[Website and app data records]

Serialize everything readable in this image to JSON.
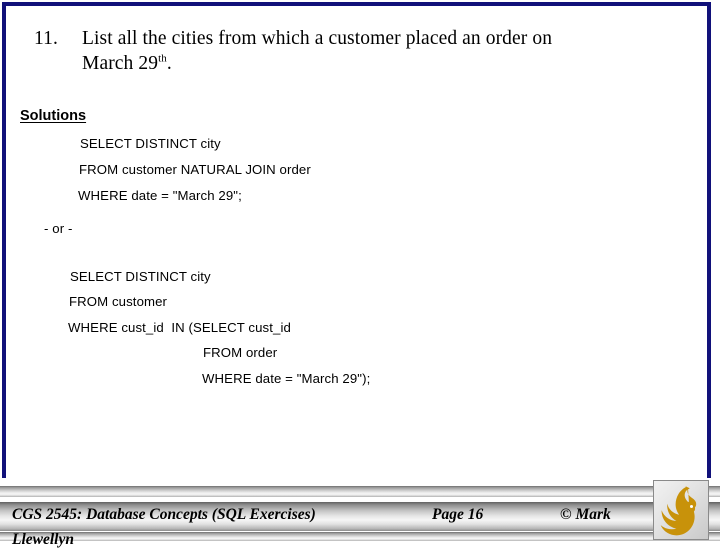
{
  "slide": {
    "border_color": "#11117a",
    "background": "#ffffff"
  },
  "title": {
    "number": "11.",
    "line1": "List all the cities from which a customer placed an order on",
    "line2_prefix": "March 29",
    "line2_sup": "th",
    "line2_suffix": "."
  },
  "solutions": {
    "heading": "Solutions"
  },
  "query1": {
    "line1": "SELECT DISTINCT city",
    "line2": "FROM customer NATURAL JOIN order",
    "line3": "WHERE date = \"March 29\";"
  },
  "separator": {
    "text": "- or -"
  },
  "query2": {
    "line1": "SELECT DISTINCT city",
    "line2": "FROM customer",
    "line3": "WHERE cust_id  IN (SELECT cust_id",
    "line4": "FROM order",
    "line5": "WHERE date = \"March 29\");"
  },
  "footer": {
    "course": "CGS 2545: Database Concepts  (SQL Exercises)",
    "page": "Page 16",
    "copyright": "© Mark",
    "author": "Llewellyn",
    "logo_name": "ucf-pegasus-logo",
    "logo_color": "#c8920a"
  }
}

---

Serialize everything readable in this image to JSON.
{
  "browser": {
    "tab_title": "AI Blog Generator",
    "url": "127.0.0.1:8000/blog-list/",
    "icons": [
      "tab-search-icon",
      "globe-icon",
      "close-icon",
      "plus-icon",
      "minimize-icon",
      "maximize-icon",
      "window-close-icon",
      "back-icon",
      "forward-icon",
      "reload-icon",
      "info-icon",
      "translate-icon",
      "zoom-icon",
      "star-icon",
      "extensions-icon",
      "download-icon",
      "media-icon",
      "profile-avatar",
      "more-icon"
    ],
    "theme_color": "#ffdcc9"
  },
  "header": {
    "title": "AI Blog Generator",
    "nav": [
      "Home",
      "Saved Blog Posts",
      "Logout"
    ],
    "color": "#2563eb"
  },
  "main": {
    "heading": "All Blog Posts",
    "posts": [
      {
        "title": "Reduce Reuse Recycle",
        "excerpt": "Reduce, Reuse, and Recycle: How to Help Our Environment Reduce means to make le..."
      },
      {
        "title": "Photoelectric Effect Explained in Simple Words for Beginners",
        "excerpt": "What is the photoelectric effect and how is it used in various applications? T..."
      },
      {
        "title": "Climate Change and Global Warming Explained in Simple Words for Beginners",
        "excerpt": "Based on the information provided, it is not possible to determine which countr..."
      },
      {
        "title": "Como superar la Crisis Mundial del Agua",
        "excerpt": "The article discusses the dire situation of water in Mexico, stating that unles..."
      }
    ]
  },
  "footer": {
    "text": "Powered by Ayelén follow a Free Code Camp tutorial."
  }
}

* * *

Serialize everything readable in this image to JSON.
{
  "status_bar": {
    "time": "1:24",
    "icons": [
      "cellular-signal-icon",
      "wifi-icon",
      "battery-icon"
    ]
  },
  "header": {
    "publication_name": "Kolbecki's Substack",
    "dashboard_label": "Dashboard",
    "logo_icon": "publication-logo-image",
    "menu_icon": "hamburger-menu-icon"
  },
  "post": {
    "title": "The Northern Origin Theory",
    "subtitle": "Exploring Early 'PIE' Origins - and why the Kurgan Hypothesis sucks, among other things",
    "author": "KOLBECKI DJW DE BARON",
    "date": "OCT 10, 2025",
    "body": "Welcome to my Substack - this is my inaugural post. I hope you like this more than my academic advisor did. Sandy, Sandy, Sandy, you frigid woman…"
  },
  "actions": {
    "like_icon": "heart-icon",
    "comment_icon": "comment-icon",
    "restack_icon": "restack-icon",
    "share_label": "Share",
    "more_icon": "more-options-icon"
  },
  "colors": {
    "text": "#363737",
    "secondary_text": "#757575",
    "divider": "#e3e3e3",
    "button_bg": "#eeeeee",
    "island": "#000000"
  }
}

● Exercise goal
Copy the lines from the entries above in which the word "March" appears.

● Result of the task
    "line2_prefix": "March 29",
    "line3": "WHERE date = \"March 29\";"
    "line5": "WHERE date = \"March 29\");"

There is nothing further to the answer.